As if your life depended on it.
I’ve written in previous posts about how I use mindfulness to identify and acknowledge how I feel, enabling me to show myself kindness and attend to my needs during the most challenging times (‘Self-soothe‘ and ‘What do I need? A Technique for Self-Care‘). I’ve recently realised the importance not just of my practice during the harder times, but during the gentler times too. It’s during those better times that reserves of resilience are built. Practising mindfulness has been compared to weaving a parachute. As Mark Williams and Danny Penman wrote in ‘Mindfulness: Finding Peace in a Frantic World’, “there’s no point in doing this when we’re falling headlong towards destruction. We have to weave our parachute every day so that it’s always there to hold us in an emergency.” So how do we weave our parachute and keep those reserves of resilience topped up?
A daily formal meditation practice goes a long way to weaving the parachute. Not only does it decrease feelings of stress and suffering whilst increasing feelings of well-being and contentment, but it also increases flexibility and creativity, opening up choice. There are other threads, crucial to give the parachute strength and stability. Ensuring you always include activities that nourish and sustain you in your day, whilst learning to deal more skilfully with any necessary draining and depleting activities helps maintain equilibrium and well-being. Practising responding, rather than impulsively reacting, to more trivial challenges when you are feeling strong, makes it easier to access this more helpful mindset when the challenges are more significant and you feel vulnerable. Becoming aware that you only truly live in this moment, now, and recognising when you’ve wandered into the past or raced into the future, enables you to recognise unhelpful thought patterns and how they impact on your feelings and actions, before you get too caught up in them.

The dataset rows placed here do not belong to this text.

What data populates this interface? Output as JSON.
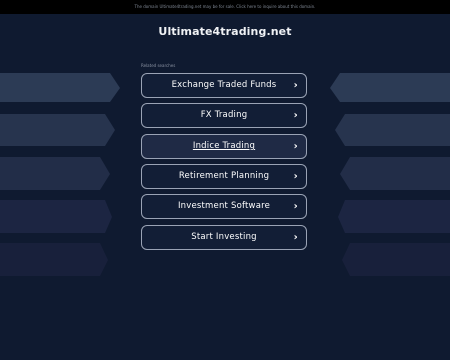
{
  "topbar": {
    "notice": "The domain Ultimate4trading.net may be for sale. Click here to inquire about this domain."
  },
  "header": {
    "site_title": "Ultimate4trading.net"
  },
  "related": {
    "heading": "Related searches",
    "items": [
      {
        "label": "Exchange Traded Funds"
      },
      {
        "label": "FX Trading"
      },
      {
        "label": "Indice Trading"
      },
      {
        "label": "Retirement Planning"
      },
      {
        "label": "Investment Software"
      },
      {
        "label": "Start Investing"
      }
    ]
  },
  "colors": {
    "background": "#0f1a30",
    "topbar": "#000000",
    "button_border": "#9aa3b5",
    "button_active": "#1f2a45"
  },
  "icons": {
    "chevron": "chevron-right-icon"
  }
}
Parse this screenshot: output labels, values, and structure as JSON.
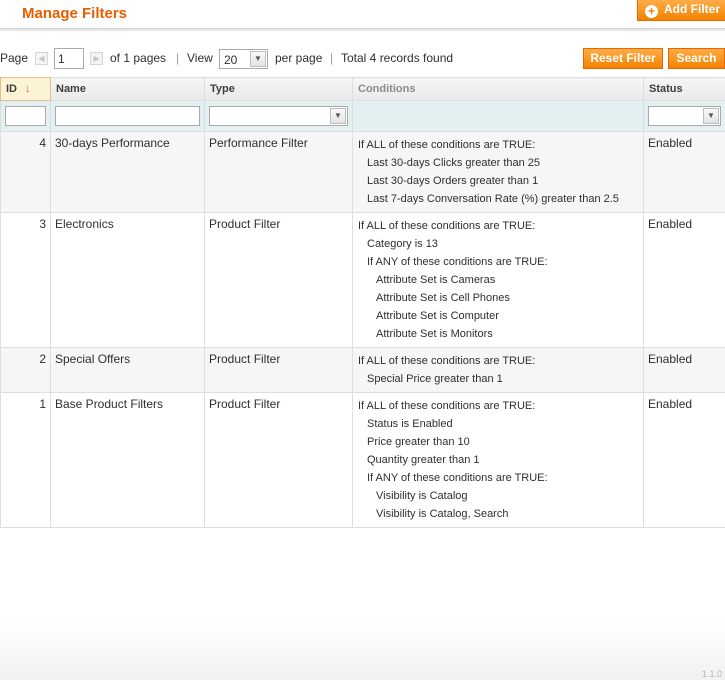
{
  "header": {
    "title": "Manage Filters",
    "add_button": "Add Filter"
  },
  "pager": {
    "page_label": "Page",
    "page_value": "1",
    "of_pages": "of 1 pages",
    "view_label": "View",
    "per_page_value": "20",
    "per_page_label": "per page",
    "records": "Total 4 records found"
  },
  "actions": {
    "reset": "Reset Filter",
    "search": "Search"
  },
  "columns": {
    "id": "ID",
    "name": "Name",
    "type": "Type",
    "conditions": "Conditions",
    "status": "Status"
  },
  "rows": [
    {
      "id": "4",
      "name": "30-days Performance",
      "type": "Performance Filter",
      "status": "Enabled",
      "conditions": [
        {
          "text": "If ALL of these conditions are TRUE:",
          "level": 0
        },
        {
          "text": "Last 30-days Clicks greater than 25",
          "level": 1
        },
        {
          "text": "Last 30-days Orders greater than 1",
          "level": 1
        },
        {
          "text": "Last 7-days Conversation Rate (%) greater than 2.5",
          "level": 1
        }
      ]
    },
    {
      "id": "3",
      "name": "Electronics",
      "type": "Product Filter",
      "status": "Enabled",
      "conditions": [
        {
          "text": "If ALL of these conditions are TRUE:",
          "level": 0
        },
        {
          "text": "Category is 13",
          "level": 1
        },
        {
          "text": "If ANY of these conditions are TRUE:",
          "level": 1
        },
        {
          "text": "Attribute Set is Cameras",
          "level": 2
        },
        {
          "text": "Attribute Set is Cell Phones",
          "level": 2
        },
        {
          "text": "Attribute Set is Computer",
          "level": 2
        },
        {
          "text": "Attribute Set is Monitors",
          "level": 2
        }
      ]
    },
    {
      "id": "2",
      "name": "Special Offers",
      "type": "Product Filter",
      "status": "Enabled",
      "conditions": [
        {
          "text": "If ALL of these conditions are TRUE:",
          "level": 0
        },
        {
          "text": "Special Price greater than 1",
          "level": 1
        }
      ]
    },
    {
      "id": "1",
      "name": "Base Product Filters",
      "type": "Product Filter",
      "status": "Enabled",
      "conditions": [
        {
          "text": "If ALL of these conditions are TRUE:",
          "level": 0
        },
        {
          "text": "Status is Enabled",
          "level": 1
        },
        {
          "text": "Price greater than 10",
          "level": 1
        },
        {
          "text": "Quantity greater than 1",
          "level": 1
        },
        {
          "text": "If ANY of these conditions are TRUE:",
          "level": 1
        },
        {
          "text": "Visibility is Catalog",
          "level": 2
        },
        {
          "text": "Visibility is Catalog, Search",
          "level": 2
        }
      ]
    }
  ],
  "footer": {
    "version": "1.1.0"
  },
  "colors": {
    "accent": "#eb5e00",
    "button": "#f18200",
    "filter_row": "#e3eff1"
  }
}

Weaving these threads isn’t just necessary to survive, but to thrive. Even when faced with difficulties, you can still experience happiness and the comfort in knowing that you will be okay. I’ve just returned from retreat where I’ve been reinforcing the threads that had run thin. How reassuring it is to know my parachute is always on my back.